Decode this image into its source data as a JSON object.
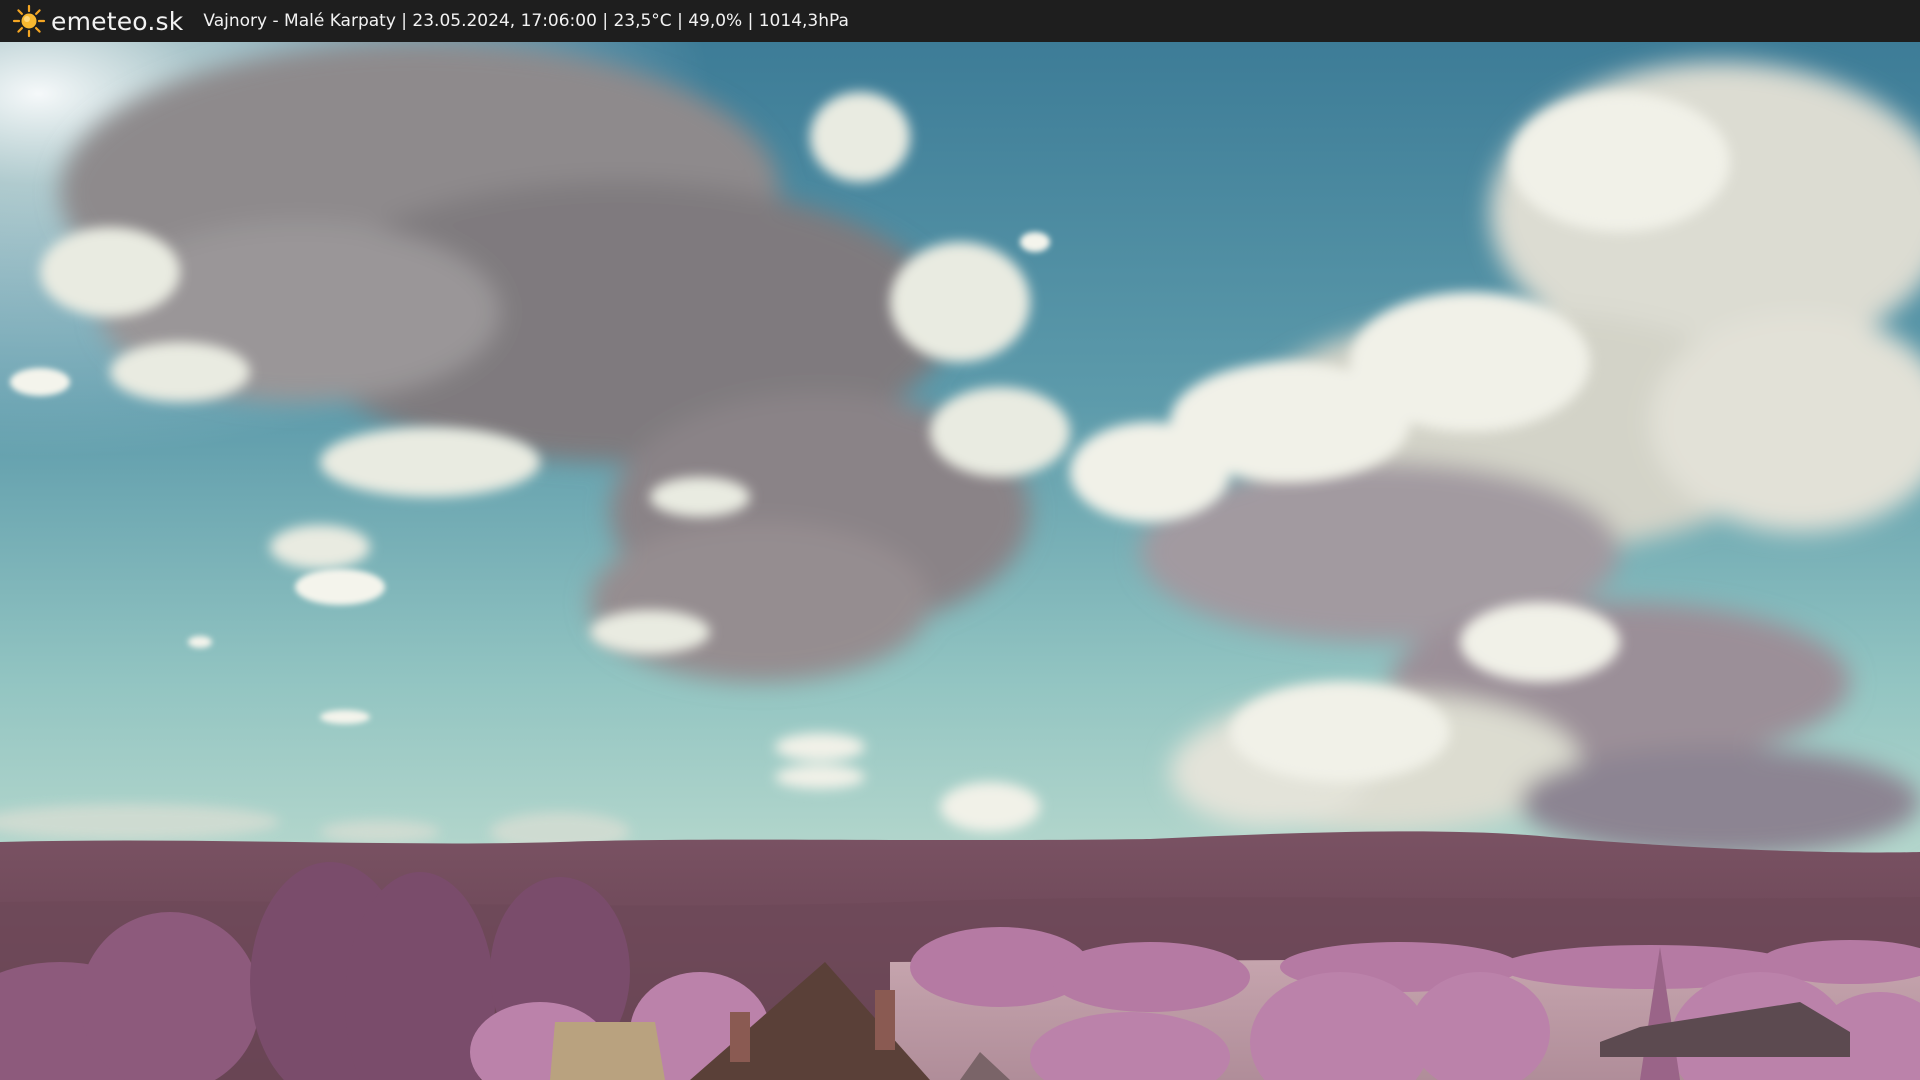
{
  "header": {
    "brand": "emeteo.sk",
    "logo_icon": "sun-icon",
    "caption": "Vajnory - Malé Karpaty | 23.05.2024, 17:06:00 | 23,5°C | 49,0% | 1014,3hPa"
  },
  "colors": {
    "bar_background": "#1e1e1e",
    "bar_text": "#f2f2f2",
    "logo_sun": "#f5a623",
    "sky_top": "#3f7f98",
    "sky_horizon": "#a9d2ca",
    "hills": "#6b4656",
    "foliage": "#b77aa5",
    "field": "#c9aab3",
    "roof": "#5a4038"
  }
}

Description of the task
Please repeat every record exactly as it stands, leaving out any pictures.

Solved problem
Decode this image into its source data as a JSON object.
{
  "header": {
    "brand": "emeteo.sk",
    "logo_icon": "sun-icon",
    "caption": "Vajnory - Malé Karpaty | 23.05.2024, 17:06:00 | 23,5°C | 49,0% | 1014,3hPa"
  },
  "colors": {
    "bar_background": "#1e1e1e",
    "bar_text": "#f2f2f2",
    "logo_sun": "#f5a623",
    "sky_top": "#3f7f98",
    "sky_horizon": "#a9d2ca",
    "hills": "#6b4656",
    "foliage": "#b77aa5",
    "field": "#c9aab3",
    "roof": "#5a4038"
  }
}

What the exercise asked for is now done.